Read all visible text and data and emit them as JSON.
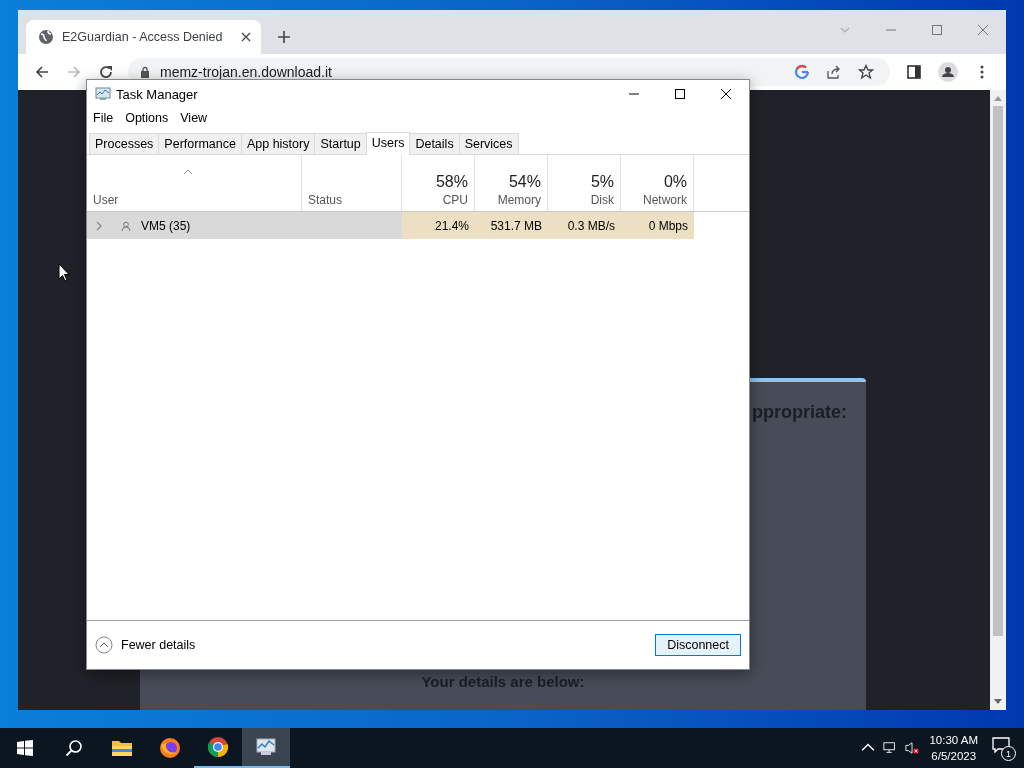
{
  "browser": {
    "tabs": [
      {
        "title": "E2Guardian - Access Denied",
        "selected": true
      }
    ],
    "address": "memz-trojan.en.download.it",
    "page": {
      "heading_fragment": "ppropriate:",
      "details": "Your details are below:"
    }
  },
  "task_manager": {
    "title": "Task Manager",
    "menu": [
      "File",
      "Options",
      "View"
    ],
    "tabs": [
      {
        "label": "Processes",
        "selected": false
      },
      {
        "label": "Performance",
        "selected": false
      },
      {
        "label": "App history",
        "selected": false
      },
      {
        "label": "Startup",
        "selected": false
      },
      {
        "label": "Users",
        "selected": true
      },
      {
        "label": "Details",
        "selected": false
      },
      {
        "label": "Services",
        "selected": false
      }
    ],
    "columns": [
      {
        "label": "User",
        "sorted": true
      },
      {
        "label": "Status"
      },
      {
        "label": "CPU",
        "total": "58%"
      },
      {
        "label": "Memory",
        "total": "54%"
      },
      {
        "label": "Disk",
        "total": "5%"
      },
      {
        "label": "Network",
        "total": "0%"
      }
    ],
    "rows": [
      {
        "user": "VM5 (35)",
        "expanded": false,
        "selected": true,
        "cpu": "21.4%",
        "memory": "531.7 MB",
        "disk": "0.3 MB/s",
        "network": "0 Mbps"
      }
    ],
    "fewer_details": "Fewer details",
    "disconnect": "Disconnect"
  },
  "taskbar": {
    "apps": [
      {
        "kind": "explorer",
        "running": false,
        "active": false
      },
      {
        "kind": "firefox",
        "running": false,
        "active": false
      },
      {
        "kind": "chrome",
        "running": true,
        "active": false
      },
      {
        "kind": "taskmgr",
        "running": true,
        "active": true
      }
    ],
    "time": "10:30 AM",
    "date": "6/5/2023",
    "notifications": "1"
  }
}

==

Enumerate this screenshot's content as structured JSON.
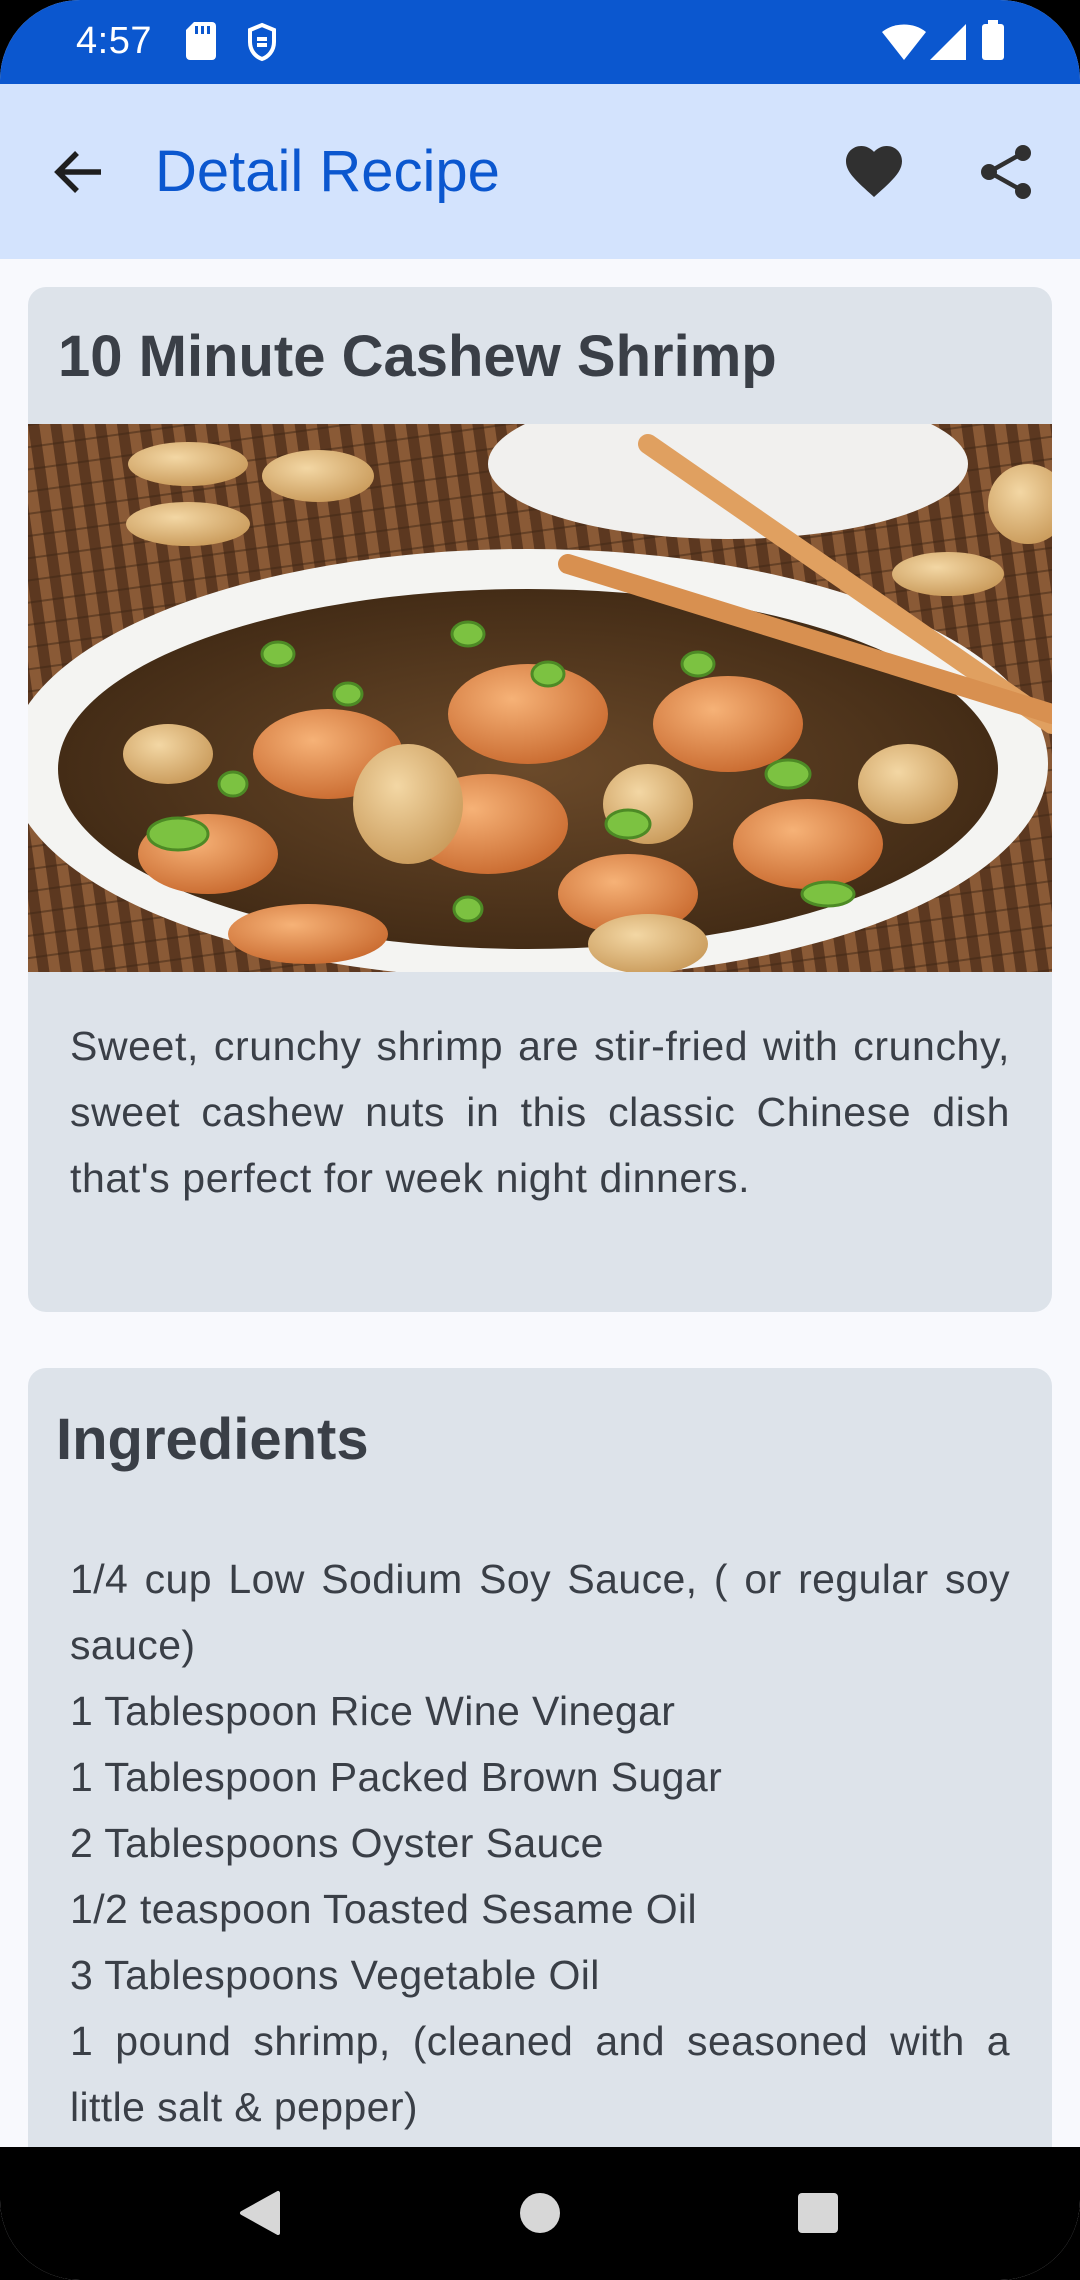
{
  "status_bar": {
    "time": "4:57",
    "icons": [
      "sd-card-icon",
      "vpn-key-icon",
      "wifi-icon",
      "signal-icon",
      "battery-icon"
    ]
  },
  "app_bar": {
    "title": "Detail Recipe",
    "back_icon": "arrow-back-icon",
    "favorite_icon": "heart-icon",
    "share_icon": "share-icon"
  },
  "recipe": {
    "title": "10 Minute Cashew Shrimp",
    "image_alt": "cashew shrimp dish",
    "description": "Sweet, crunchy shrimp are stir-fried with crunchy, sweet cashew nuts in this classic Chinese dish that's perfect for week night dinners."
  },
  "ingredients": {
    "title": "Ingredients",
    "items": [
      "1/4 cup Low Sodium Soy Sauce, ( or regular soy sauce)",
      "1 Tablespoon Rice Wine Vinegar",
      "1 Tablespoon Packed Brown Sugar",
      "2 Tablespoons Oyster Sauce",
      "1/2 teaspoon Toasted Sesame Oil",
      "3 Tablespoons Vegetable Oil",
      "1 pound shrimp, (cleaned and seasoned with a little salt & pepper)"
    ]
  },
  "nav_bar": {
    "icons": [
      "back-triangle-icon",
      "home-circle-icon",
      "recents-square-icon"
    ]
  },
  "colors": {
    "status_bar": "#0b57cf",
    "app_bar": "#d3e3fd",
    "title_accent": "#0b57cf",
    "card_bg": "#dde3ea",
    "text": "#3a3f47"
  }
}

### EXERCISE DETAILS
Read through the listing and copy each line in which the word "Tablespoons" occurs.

### TASK SOLUTION
      "2 Tablespoons Oyster Sauce",
      "3 Tablespoons Vegetable Oil",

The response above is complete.